:: RECORDS TO PROCESS ::
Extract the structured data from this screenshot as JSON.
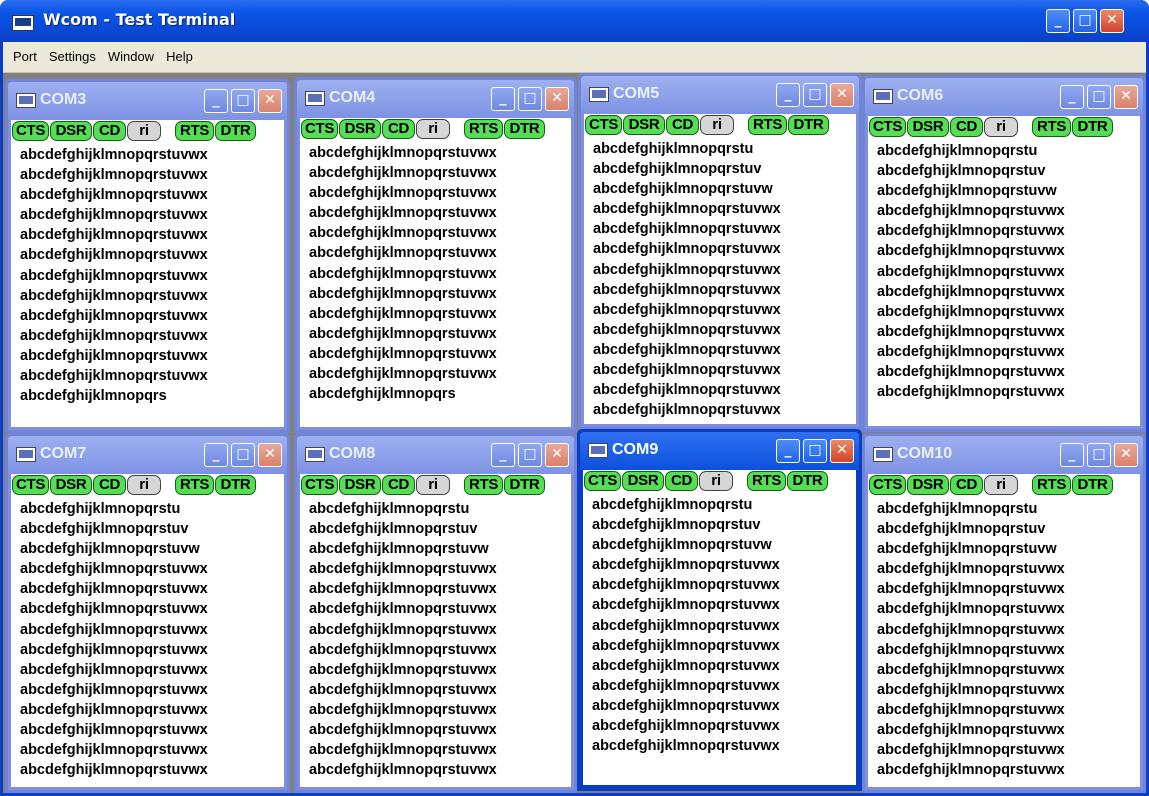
{
  "window": {
    "title": "Wcom - Test Terminal",
    "minimize": "_",
    "maximize": "□",
    "close": "✕"
  },
  "menu": [
    "Port",
    "Settings",
    "Window",
    "Help"
  ],
  "signals": [
    "CTS",
    "DSR",
    "CD",
    "ri",
    "RTS",
    "DTR"
  ],
  "terminals": [
    {
      "name": "COM3",
      "lines": [
        "abcdefghijklmnopqrstuvwx",
        "abcdefghijklmnopqrstuvwx",
        "abcdefghijklmnopqrstuvwx",
        "abcdefghijklmnopqrstuvwx",
        "abcdefghijklmnopqrstuvwx",
        "abcdefghijklmnopqrstuvwx",
        "abcdefghijklmnopqrstuvwx",
        "abcdefghijklmnopqrstuvwx",
        "abcdefghijklmnopqrstuvwx",
        "abcdefghijklmnopqrstuvwx",
        "abcdefghijklmnopqrstuvwx",
        "abcdefghijklmnopqrstuvwx",
        "abcdefghijklmnopqrs"
      ]
    },
    {
      "name": "COM4",
      "lines": [
        "abcdefghijklmnopqrstuvwx",
        "abcdefghijklmnopqrstuvwx",
        "abcdefghijklmnopqrstuvwx",
        "abcdefghijklmnopqrstuvwx",
        "abcdefghijklmnopqrstuvwx",
        "abcdefghijklmnopqrstuvwx",
        "abcdefghijklmnopqrstuvwx",
        "abcdefghijklmnopqrstuvwx",
        "abcdefghijklmnopqrstuvwx",
        "abcdefghijklmnopqrstuvwx",
        "abcdefghijklmnopqrstuvwx",
        "abcdefghijklmnopqrstuvwx",
        "abcdefghijklmnopqrs"
      ]
    },
    {
      "name": "COM5",
      "lines": [
        "abcdefghijklmnopqrstu",
        "abcdefghijklmnopqrstuv",
        "abcdefghijklmnopqrstuvw",
        "abcdefghijklmnopqrstuvwx",
        "abcdefghijklmnopqrstuvwx",
        "abcdefghijklmnopqrstuvwx",
        "abcdefghijklmnopqrstuvwx",
        "abcdefghijklmnopqrstuvwx",
        "abcdefghijklmnopqrstuvwx",
        "abcdefghijklmnopqrstuvwx",
        "abcdefghijklmnopqrstuvwx",
        "abcdefghijklmnopqrstuvwx",
        "abcdefghijklmnopqrstuvwx",
        "abcdefghijklmnopqrstuvwx"
      ]
    },
    {
      "name": "COM6",
      "lines": [
        "abcdefghijklmnopqrstu",
        "abcdefghijklmnopqrstuv",
        "abcdefghijklmnopqrstuvw",
        "abcdefghijklmnopqrstuvwx",
        "abcdefghijklmnopqrstuvwx",
        "abcdefghijklmnopqrstuvwx",
        "abcdefghijklmnopqrstuvwx",
        "abcdefghijklmnopqrstuvwx",
        "abcdefghijklmnopqrstuvwx",
        "abcdefghijklmnopqrstuvwx",
        "abcdefghijklmnopqrstuvwx",
        "abcdefghijklmnopqrstuvwx",
        "abcdefghijklmnopqrstuvwx"
      ]
    },
    {
      "name": "COM7",
      "lines": [
        "abcdefghijklmnopqrstu",
        "abcdefghijklmnopqrstuv",
        "abcdefghijklmnopqrstuvw",
        "abcdefghijklmnopqrstuvwx",
        "abcdefghijklmnopqrstuvwx",
        "abcdefghijklmnopqrstuvwx",
        "abcdefghijklmnopqrstuvwx",
        "abcdefghijklmnopqrstuvwx",
        "abcdefghijklmnopqrstuvwx",
        "abcdefghijklmnopqrstuvwx",
        "abcdefghijklmnopqrstuvwx",
        "abcdefghijklmnopqrstuvwx",
        "abcdefghijklmnopqrstuvwx",
        "abcdefghijklmnopqrstuvwx"
      ]
    },
    {
      "name": "COM8",
      "lines": [
        "abcdefghijklmnopqrstu",
        "abcdefghijklmnopqrstuv",
        "abcdefghijklmnopqrstuvw",
        "abcdefghijklmnopqrstuvwx",
        "abcdefghijklmnopqrstuvwx",
        "abcdefghijklmnopqrstuvwx",
        "abcdefghijklmnopqrstuvwx",
        "abcdefghijklmnopqrstuvwx",
        "abcdefghijklmnopqrstuvwx",
        "abcdefghijklmnopqrstuvwx",
        "abcdefghijklmnopqrstuvwx",
        "abcdefghijklmnopqrstuvwx",
        "abcdefghijklmnopqrstuvwx",
        "abcdefghijklmnopqrstuvwx"
      ]
    },
    {
      "name": "COM9",
      "lines": [
        "abcdefghijklmnopqrstu",
        "abcdefghijklmnopqrstuv",
        "abcdefghijklmnopqrstuvw",
        "abcdefghijklmnopqrstuvwx",
        "abcdefghijklmnopqrstuvwx",
        "abcdefghijklmnopqrstuvwx",
        "abcdefghijklmnopqrstuvwx",
        "abcdefghijklmnopqrstuvwx",
        "abcdefghijklmnopqrstuvwx",
        "abcdefghijklmnopqrstuvwx",
        "abcdefghijklmnopqrstuvwx",
        "abcdefghijklmnopqrstuvwx",
        "abcdefghijklmnopqrstuvwx"
      ]
    },
    {
      "name": "COM10",
      "lines": [
        "abcdefghijklmnopqrstu",
        "abcdefghijklmnopqrstuv",
        "abcdefghijklmnopqrstuvw",
        "abcdefghijklmnopqrstuvwx",
        "abcdefghijklmnopqrstuvwx",
        "abcdefghijklmnopqrstuvwx",
        "abcdefghijklmnopqrstuvwx",
        "abcdefghijklmnopqrstuvwx",
        "abcdefghijklmnopqrstuvwx",
        "abcdefghijklmnopqrstuvwx",
        "abcdefghijklmnopqrstuvwx",
        "abcdefghijklmnopqrstuvwx",
        "abcdefghijklmnopqrstuvwx",
        "abcdefghijklmnopqrstuvwx"
      ]
    }
  ]
}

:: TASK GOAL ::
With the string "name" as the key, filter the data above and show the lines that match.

:: EXERCISE RESPONSE ::
      "name": "COM3",
      "name": "COM4",
      "name": "COM5",
      "name": "COM6",
      "name": "COM7",
      "name": "COM8",
      "name": "COM9",
      "name": "COM10",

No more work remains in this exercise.